Lobbying efforts and political mobilization by members of UFCW Locals 23 and 1776 helped stop liquor privatization in P.A.

Lobbying efforts and political mobilization by members of UFCW Locals 23 and 1776 helped stop liquor privatization in P.A.

Over the past two and a half years, UFCW Locals 23 and 1776 in Pennsylvania have been fighting back against efforts to privatize state liquor stores. This past week, both locals were able to secure a victory when the Pennsylvania Senate failed to move the liquor privatization bill forward. This means that over 3,500 UFCW members will keep their jobs.

According to Wendell Young, President of UFCW Local 1776, success was due in large part to coordination across both locals and other groups within Pennsylvania.

“Everyone acted in unison. It was a great effort with Local 23. We absolutely worked as one unit on this. This was the largest member mobilization ever. The ability for everyone to become easily and actively involved was the key to success. If there was one thing that made the difference, it’s our members. They were our greatest strength.”

UFCW members lobbied at the Capitol in Harrisburg every single day during the session. Some often drove hours across Pennsylvania, arriving with spouses, children, and neighbors to help convince legislators that liquor privatization was the wrong direction for the commonwealth.

UFCW Local 1776 member Rob Peters, a Wine Specialist and Shop Steward in the Ardmore, Pa., PA Wine & Spirits store said, “Our stores generate more than $700 million a year for the state treasury. UFCW members keep alcohol out of the hands of minors and visibly intoxicated people. We take pride in our jobs.”

In addition to lobbying, members from UFCW Locals 23 and 1776 wrote letters to the editor, called in to TV shows, and held multiple strategy sessions every week. All of this helped to educate and re-educate members about the issue and guarantee that the debate stayed visible to the public.

To help financially support their campaign, members donated an extra $5 per paycheck to help put together a multi-million dollar fund. This went towards producing advertisements and hiring lobbyists to help make their case to state legislators.

As the session came to a close last week, the effort to privatize the liquor industry faced bipartisan opposition. The ability for the UFCW to gain support from both Democrats and Republicans underscored the success and effectiveness of their messaging and mobilization campaign.

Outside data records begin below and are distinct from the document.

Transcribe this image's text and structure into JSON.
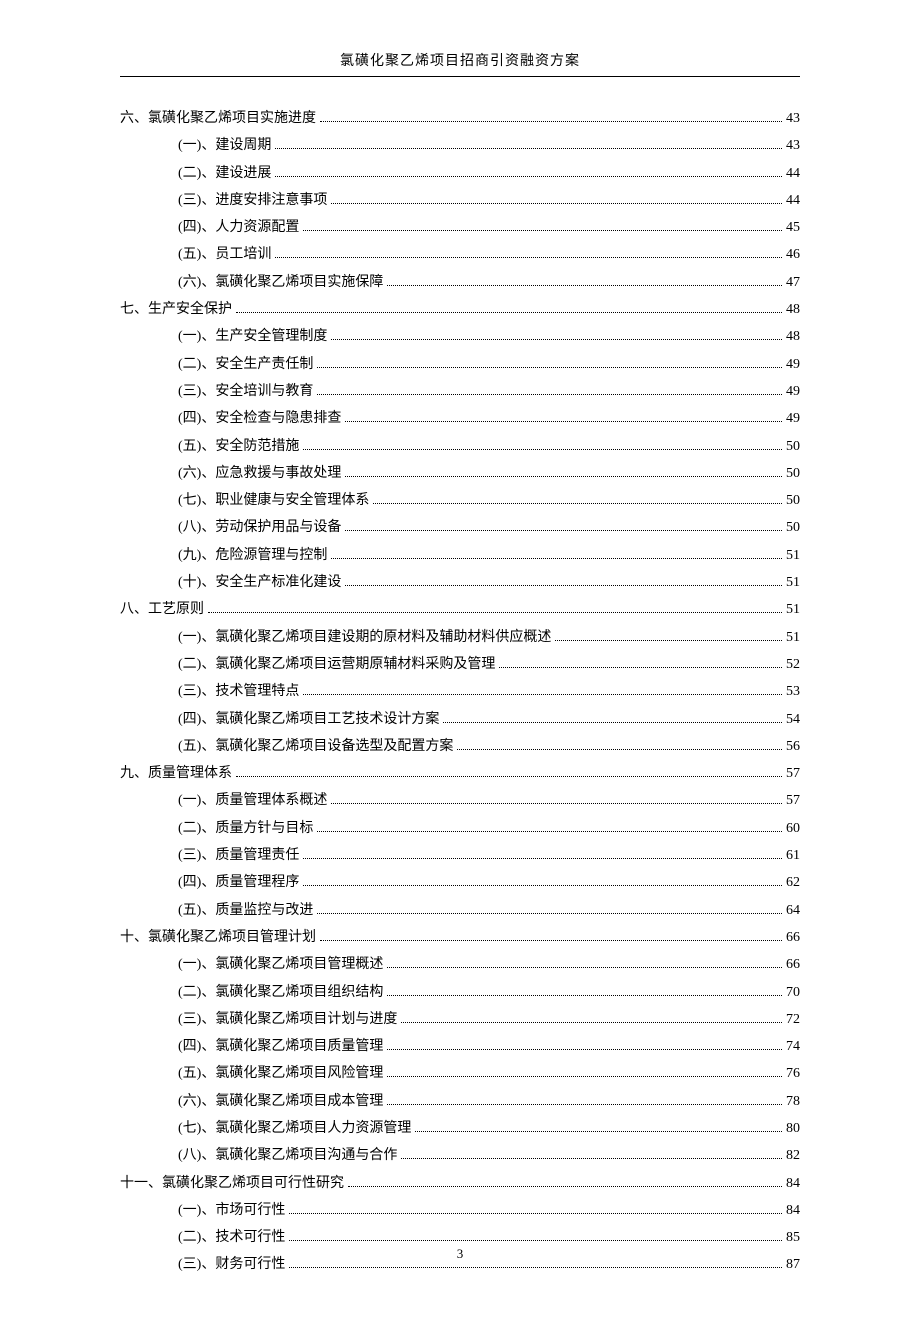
{
  "header": "氯磺化聚乙烯项目招商引资融资方案",
  "pageNumber": "3",
  "toc": [
    {
      "level": 1,
      "label": "六、氯磺化聚乙烯项目实施进度",
      "page": "43"
    },
    {
      "level": 2,
      "label": "(一)、建设周期",
      "page": "43"
    },
    {
      "level": 2,
      "label": "(二)、建设进展",
      "page": "44"
    },
    {
      "level": 2,
      "label": "(三)、进度安排注意事项",
      "page": "44"
    },
    {
      "level": 2,
      "label": "(四)、人力资源配置",
      "page": "45"
    },
    {
      "level": 2,
      "label": "(五)、员工培训",
      "page": "46"
    },
    {
      "level": 2,
      "label": "(六)、氯磺化聚乙烯项目实施保障",
      "page": "47"
    },
    {
      "level": 1,
      "label": "七、生产安全保护",
      "page": "48"
    },
    {
      "level": 2,
      "label": "(一)、生产安全管理制度",
      "page": "48"
    },
    {
      "level": 2,
      "label": "(二)、安全生产责任制",
      "page": "49"
    },
    {
      "level": 2,
      "label": "(三)、安全培训与教育",
      "page": "49"
    },
    {
      "level": 2,
      "label": "(四)、安全检查与隐患排查",
      "page": "49"
    },
    {
      "level": 2,
      "label": "(五)、安全防范措施",
      "page": "50"
    },
    {
      "level": 2,
      "label": "(六)、应急救援与事故处理",
      "page": "50"
    },
    {
      "level": 2,
      "label": "(七)、职业健康与安全管理体系",
      "page": "50"
    },
    {
      "level": 2,
      "label": "(八)、劳动保护用品与设备",
      "page": "50"
    },
    {
      "level": 2,
      "label": "(九)、危险源管理与控制",
      "page": "51"
    },
    {
      "level": 2,
      "label": "(十)、安全生产标准化建设",
      "page": "51"
    },
    {
      "level": 1,
      "label": "八、工艺原则",
      "page": "51"
    },
    {
      "level": 2,
      "label": "(一)、氯磺化聚乙烯项目建设期的原材料及辅助材料供应概述",
      "page": "51"
    },
    {
      "level": 2,
      "label": "(二)、氯磺化聚乙烯项目运营期原辅材料采购及管理",
      "page": "52"
    },
    {
      "level": 2,
      "label": "(三)、技术管理特点",
      "page": "53"
    },
    {
      "level": 2,
      "label": "(四)、氯磺化聚乙烯项目工艺技术设计方案",
      "page": "54"
    },
    {
      "level": 2,
      "label": "(五)、氯磺化聚乙烯项目设备选型及配置方案",
      "page": "56"
    },
    {
      "level": 1,
      "label": "九、质量管理体系",
      "page": "57"
    },
    {
      "level": 2,
      "label": "(一)、质量管理体系概述",
      "page": "57"
    },
    {
      "level": 2,
      "label": "(二)、质量方针与目标",
      "page": "60"
    },
    {
      "level": 2,
      "label": "(三)、质量管理责任",
      "page": "61"
    },
    {
      "level": 2,
      "label": "(四)、质量管理程序",
      "page": "62"
    },
    {
      "level": 2,
      "label": "(五)、质量监控与改进",
      "page": "64"
    },
    {
      "level": 1,
      "label": "十、氯磺化聚乙烯项目管理计划",
      "page": "66"
    },
    {
      "level": 2,
      "label": "(一)、氯磺化聚乙烯项目管理概述",
      "page": "66"
    },
    {
      "level": 2,
      "label": "(二)、氯磺化聚乙烯项目组织结构",
      "page": "70"
    },
    {
      "level": 2,
      "label": "(三)、氯磺化聚乙烯项目计划与进度",
      "page": "72"
    },
    {
      "level": 2,
      "label": "(四)、氯磺化聚乙烯项目质量管理",
      "page": "74"
    },
    {
      "level": 2,
      "label": "(五)、氯磺化聚乙烯项目风险管理",
      "page": "76"
    },
    {
      "level": 2,
      "label": "(六)、氯磺化聚乙烯项目成本管理",
      "page": "78"
    },
    {
      "level": 2,
      "label": "(七)、氯磺化聚乙烯项目人力资源管理",
      "page": "80"
    },
    {
      "level": 2,
      "label": "(八)、氯磺化聚乙烯项目沟通与合作",
      "page": "82"
    },
    {
      "level": 1,
      "label": "十一、氯磺化聚乙烯项目可行性研究",
      "page": "84"
    },
    {
      "level": 2,
      "label": "(一)、市场可行性",
      "page": "84"
    },
    {
      "level": 2,
      "label": "(二)、技术可行性",
      "page": "85"
    },
    {
      "level": 2,
      "label": "(三)、财务可行性",
      "page": "87"
    }
  ]
}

Liquor privatization efforts are expected to resume in the fall legislative session but members are ready and optimistic to continue the fight.